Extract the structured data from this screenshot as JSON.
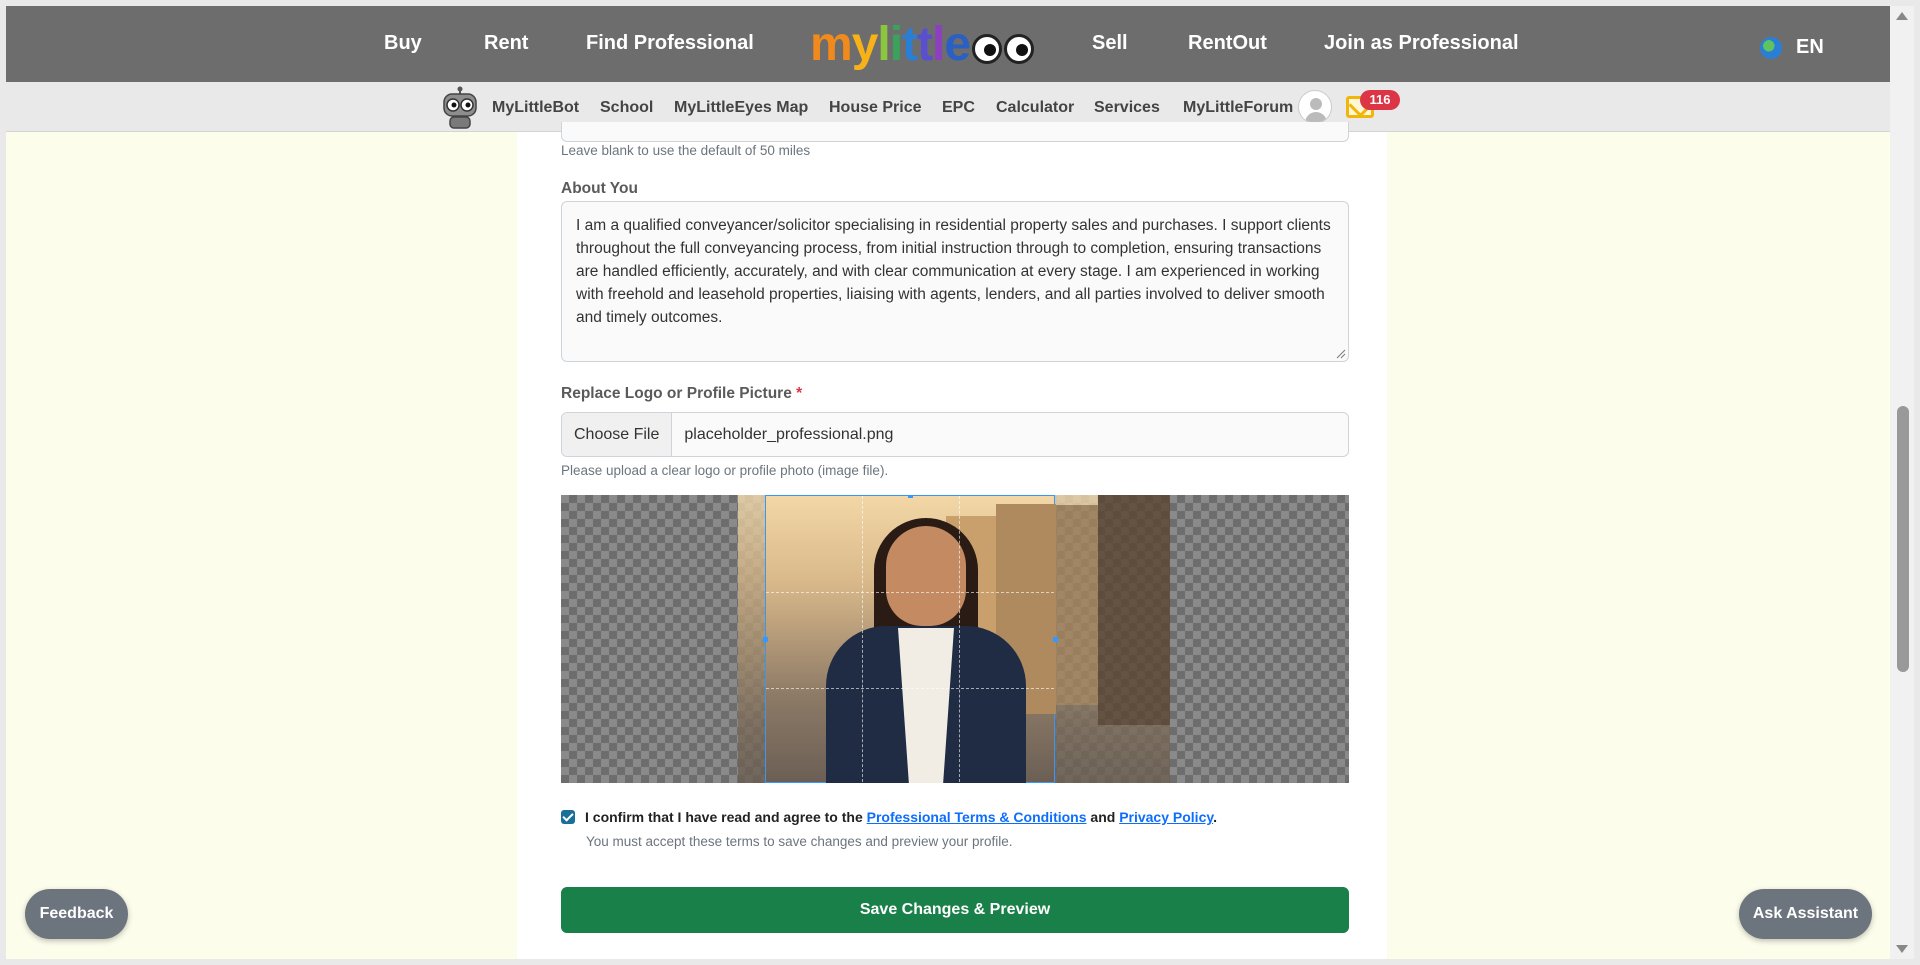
{
  "topnav": {
    "links": [
      "Buy",
      "Rent",
      "Find Professional",
      "Sell",
      "RentOut",
      "Join as Professional"
    ],
    "logo_text": "mylittle",
    "language": "EN"
  },
  "subnav": {
    "items": [
      "MyLittleBot",
      "School",
      "MyLittleEyes Map",
      "House Price",
      "EPC",
      "Calculator",
      "Services",
      "MyLittleForum"
    ],
    "active": "MyLittleEyes Map",
    "notification_count": "116"
  },
  "form": {
    "radius_hint": "Leave blank to use the default of 50 miles",
    "about_label": "About You",
    "about_text": "I am a qualified conveyancer/solicitor specialising in residential property sales and purchases. I support clients throughout the full conveyancing process, from initial instruction through to completion, ensuring transactions are handled efficiently, accurately, and with clear communication at every stage. I am experienced in working with freehold and leasehold properties, liaising with agents, lenders, and all parties involved to deliver smooth and timely outcomes.",
    "logo_label": "Replace Logo or Profile Picture",
    "required_mark": "*",
    "choose_file": "Choose File",
    "file_name": "placeholder_professional.png",
    "logo_hint": "Please upload a clear logo or profile photo (image file).",
    "terms_prefix": "I confirm that I have read and agree to the",
    "terms_link": "Professional Terms & Conditions",
    "terms_and": "and",
    "privacy_link": "Privacy Policy",
    "terms_suffix": ".",
    "terms_checked": true,
    "terms_hint": "You must accept these terms to save changes and preview your profile.",
    "save_label": "Save Changes & Preview"
  },
  "floating": {
    "feedback": "Feedback",
    "assistant": "Ask Assistant"
  },
  "colors": {
    "topnav_bg": "#6d6d6d",
    "page_bg": "#fdfdec",
    "save_button": "#198049",
    "badge": "#dc3545",
    "link": "#0d6efd"
  }
}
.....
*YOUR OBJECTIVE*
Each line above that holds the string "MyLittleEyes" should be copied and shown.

*EXERCISE RESPONSE*
      "MyLittleEyes Map",
    "active": "MyLittleEyes Map",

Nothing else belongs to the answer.